Every record should be written out exactly, with the pictures left out.

---- Records to process

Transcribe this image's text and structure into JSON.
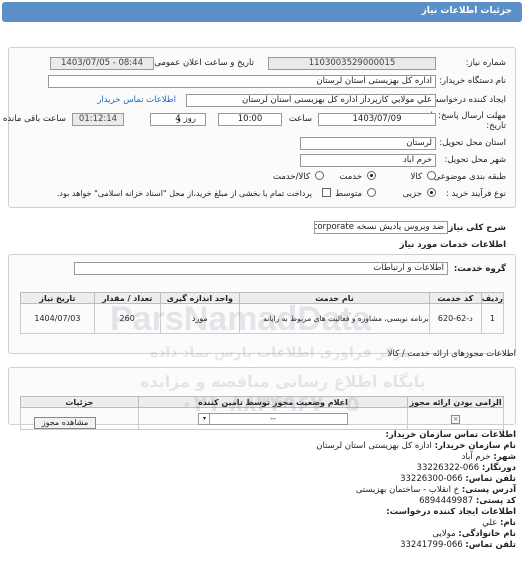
{
  "header": {
    "title": "جزئیات اطلاعات نیاز"
  },
  "form": {
    "need_number_label": "شماره نیاز:",
    "need_number": "1103003529000015",
    "announce_label": "تاریخ و ساعت اعلان عمومی:",
    "announce_value": "1403/07/05 - 08:44",
    "buyer_label": "نام دستگاه خریدار:",
    "buyer_value": "اداره کل بهزیستی استان لرستان",
    "creator_label": "ایجاد کننده درخواست:",
    "creator_value": "علي مولايي کارپرداز اداره کل بهزیستی استان لرستان",
    "buyer_contact_link": "اطلاعات تماس خریدار",
    "deadline_label": "مهلت ارسال پاسخ: تا",
    "deadline_label2": "تاریخ:",
    "deadline_date": "1403/07/09",
    "time_label": "ساعت",
    "deadline_time": "10:00",
    "days_count": "4",
    "days_label": "روز و",
    "remaining_time": "01:12:14",
    "remaining_label": "ساعت باقی مانده",
    "delivery_province_label": "استان محل تحویل:",
    "delivery_province": "لرستان",
    "delivery_city_label": "شهر محل تحویل:",
    "delivery_city": "خرم آباد",
    "category_label": "طبقه بندی موضوعی:",
    "category_options": [
      "کالا",
      "خدمت",
      "کالا/خدمت"
    ],
    "category_selected": "خدمت",
    "purchase_type_label": "نوع فرآیند خرید :",
    "purchase_options": [
      "جزیی",
      "متوسط"
    ],
    "purchase_selected": "جزیی",
    "payment_note": "پرداخت تمام یا بخشی از مبلغ خرید،از محل \"اسناد خزانه اسلامی\" خواهد بود."
  },
  "summary": {
    "label": "شرح کلی نیاز:",
    "value": "ضد ویروس پادیش نسخه corporate",
    "services_heading": "اطلاعات خدمات مورد نیاز",
    "group_label": "گروه خدمت:",
    "group_value": "اطلاعات و ارتباطات"
  },
  "services_table": {
    "headers": [
      "ردیف",
      "کد خدمت",
      "نام خدمت",
      "واحد اندازه گیری",
      "تعداد / مقدار",
      "تاریخ نیاز"
    ],
    "rows": [
      [
        "1",
        "د-62-620",
        "برنامه نویسی، مشاوره و فعالیت های مربوط به رایانه",
        "مورد",
        "260",
        "1404/07/03"
      ]
    ]
  },
  "permits": {
    "heading": "اطلاعات مجوزهای ارائه خدمت / کالا",
    "headers": [
      "الزامی بودن ارائه مجوز",
      "اعلام وضعیت مجوز توسط تامین کننده",
      "جزئیات"
    ],
    "status_value": "--",
    "view_button": "مشاهده مجوز"
  },
  "contact": {
    "heading": "اطلاعات تماس سازمان خریدار:",
    "lines": [
      [
        "نام سازمان خریدار:",
        "اداره کل بهزیستی استان لرستان"
      ],
      [
        "شهر:",
        "خرم آباد"
      ],
      [
        "دورنگار:",
        "066-33226322"
      ],
      [
        "تلفن تماس:",
        "066-33226300"
      ],
      [
        "آدرس پستی:",
        "خ انقلاب - ساختمان بهزیستی"
      ],
      [
        "کد پستی:",
        "6894449987"
      ]
    ],
    "creator_heading": "اطلاعات ایجاد کننده درخواست:",
    "creator_lines": [
      [
        "نام:",
        "علي"
      ],
      [
        "نام خانوادگی:",
        "مولایی"
      ],
      [
        "تلفن تماس:",
        "066-33241799"
      ]
    ]
  },
  "watermark": {
    "line1": "ParsNamadData",
    "line2": "مرکز فراوری اطلاعات پارس نماد داده",
    "line3": "پایگاه اطلاع رسانی مناقصه و مزایده",
    "line4": "۰۲۱-۸۸۳۴۹۶۷۰-۵"
  }
}
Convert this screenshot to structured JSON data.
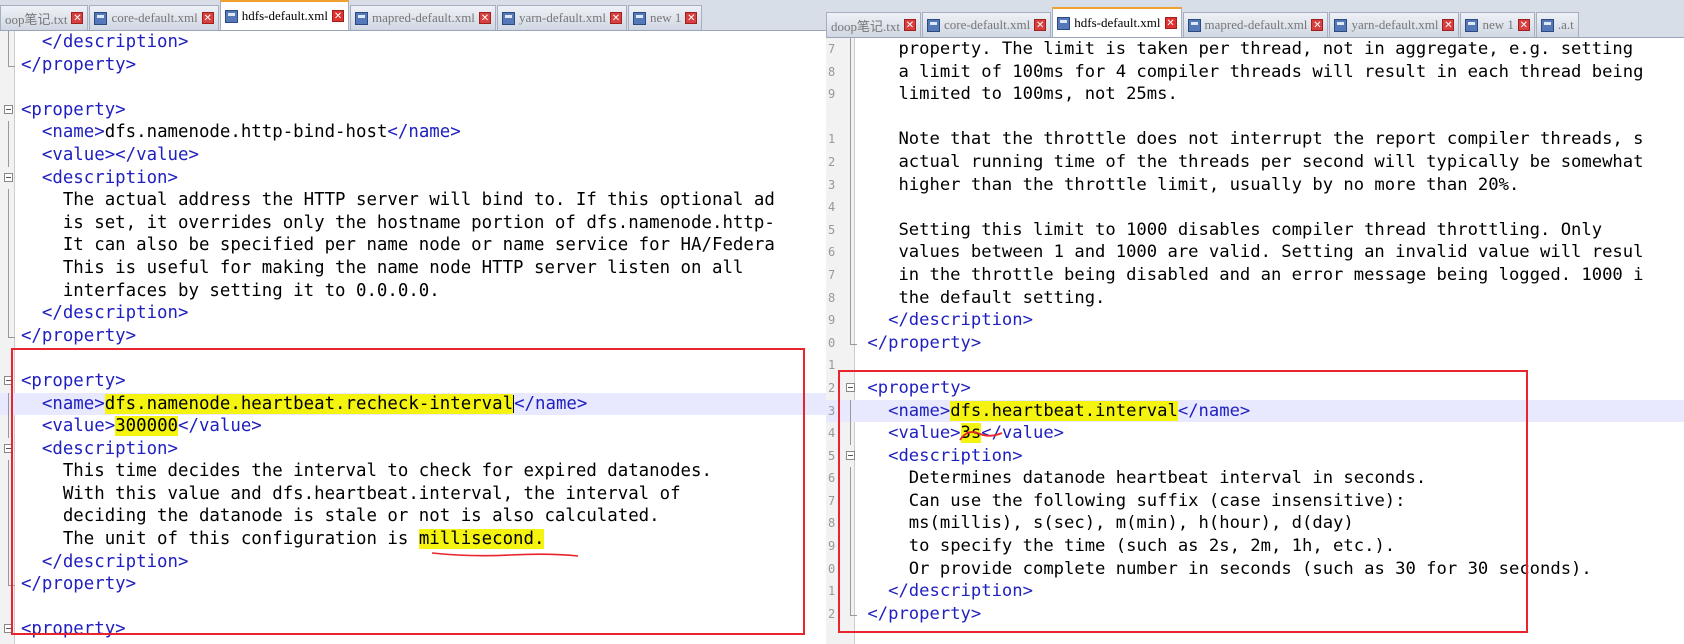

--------

### Exercise output
Transcribe this image's text and structure into JSON.
{
  "header": {
    "title": "جزئیات اطلاعات نیاز"
  },
  "form": {
    "need_number_label": "شماره نیاز:",
    "need_number": "1103003529000015",
    "announce_label": "تاریخ و ساعت اعلان عمومی:",
    "announce_value": "1403/07/05 - 08:44",
    "buyer_label": "نام دستگاه خریدار:",
    "buyer_value": "اداره کل بهزیستی استان لرستان",
    "creator_label": "ایجاد کننده درخواست:",
    "creator_value": "علي مولايي کارپرداز اداره کل بهزیستی استان لرستان",
    "buyer_contact_link": "اطلاعات تماس خریدار",
    "deadline_label": "مهلت ارسال پاسخ: تا",
    "deadline_label2": "تاریخ:",
    "deadline_date": "1403/07/09",
    "time_label": "ساعت",
    "deadline_time": "10:00",
    "days_count": "4",
    "days_label": "روز و",
    "remaining_time": "01:12:14",
    "remaining_label": "ساعت باقی مانده",
    "delivery_province_label": "استان محل تحویل:",
    "delivery_province": "لرستان",
    "delivery_city_label": "شهر محل تحویل:",
    "delivery_city": "خرم آباد",
    "category_label": "طبقه بندی موضوعی:",
    "category_options": [
      "کالا",
      "خدمت",
      "کالا/خدمت"
    ],
    "category_selected": "خدمت",
    "purchase_type_label": "نوع فرآیند خرید :",
    "purchase_options": [
      "جزیی",
      "متوسط"
    ],
    "purchase_selected": "جزیی",
    "payment_note": "پرداخت تمام یا بخشی از مبلغ خرید،از محل \"اسناد خزانه اسلامی\" خواهد بود."
  },
  "summary": {
    "label": "شرح کلی نیاز:",
    "value": "ضد ویروس پادیش نسخه corporate",
    "services_heading": "اطلاعات خدمات مورد نیاز",
    "group_label": "گروه خدمت:",
    "group_value": "اطلاعات و ارتباطات"
  },
  "services_table": {
    "headers": [
      "ردیف",
      "کد خدمت",
      "نام خدمت",
      "واحد اندازه گیری",
      "تعداد / مقدار",
      "تاریخ نیاز"
    ],
    "rows": [
      [
        "1",
        "د-62-620",
        "برنامه نویسی، مشاوره و فعالیت های مربوط به رایانه",
        "مورد",
        "260",
        "1404/07/03"
      ]
    ]
  },
  "permits": {
    "heading": "اطلاعات مجوزهای ارائه خدمت / کالا",
    "headers": [
      "الزامی بودن ارائه مجوز",
      "اعلام وضعیت مجوز توسط تامین کننده",
      "جزئیات"
    ],
    "status_value": "--",
    "view_button": "مشاهده مجوز"
  },
  "contact": {
    "heading": "اطلاعات تماس سازمان خریدار:",
    "lines": [
      [
        "نام سازمان خریدار:",
        "اداره کل بهزیستی استان لرستان"
      ],
      [
        "شهر:",
        "خرم آباد"
      ],
      [
        "دورنگار:",
        "066-33226322"
      ],
      [
        "تلفن تماس:",
        "066-33226300"
      ],
      [
        "آدرس پستی:",
        "خ انقلاب - ساختمان بهزیستی"
      ],
      [
        "کد پستی:",
        "6894449987"
      ]
    ],
    "creator_heading": "اطلاعات ایجاد کننده درخواست:",
    "creator_lines": [
      [
        "نام:",
        "علي"
      ],
      [
        "نام خانوادگی:",
        "مولایی"
      ],
      [
        "تلفن تماس:",
        "066-33241799"
      ]
    ]
  },
  "watermark": {
    "line1": "ParsNamadData",
    "line2": "مرکز فراوری اطلاعات پارس نماد داده",
    "line3": "پایگاه اطلاع رسانی مناقصه و مزایده",
    "line4": "۰۲۱-۸۸۳۴۹۶۷۰-۵"
  }
}
Convert this screenshot to structured JSON data.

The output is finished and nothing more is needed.